Dynamic Structural Response and Deformations of Monolayer MoS2 Visualized by Femtosecond Electron Diffraction

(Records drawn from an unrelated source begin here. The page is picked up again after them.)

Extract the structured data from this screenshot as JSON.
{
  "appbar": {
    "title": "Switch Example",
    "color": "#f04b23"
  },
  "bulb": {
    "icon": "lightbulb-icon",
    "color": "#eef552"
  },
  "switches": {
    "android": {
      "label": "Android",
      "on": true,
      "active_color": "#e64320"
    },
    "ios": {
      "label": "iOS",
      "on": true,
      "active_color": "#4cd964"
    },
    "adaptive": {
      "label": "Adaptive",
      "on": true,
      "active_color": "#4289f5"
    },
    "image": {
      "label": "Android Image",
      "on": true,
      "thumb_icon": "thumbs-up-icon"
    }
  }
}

Two-dimensional materials are subject to intrinsic and dynamic rippling that modulates their optoelectronic and electromechanical properties. Here, we directly visualize the dynamics of these processes within monolayer transition metal dichalcogenide MoS2 using femtosecond electron scattering techniques as a real-time probe with atomic-scale resolution. We show that optical excitation induces large-amplitude in-plane displacements and ultrafast wrinkling of the monolayer on nanometer length-scales, developing on picosecond time-scales. These deformations are associated with several percent peak strains that are fully reversible over tens of millions of cycles. Direct measurements of electron–phonon coupling times and the subsequent interfacial thermal heat flow between the monolayer and substrate are also obtained. These measurements, coupled with first-principles modeling, provide a new understanding of the dynamic structural processes that underlie the functionality of two-dimensional materials and open up new opportunities for ultrafast strain engineering using all-optical methods.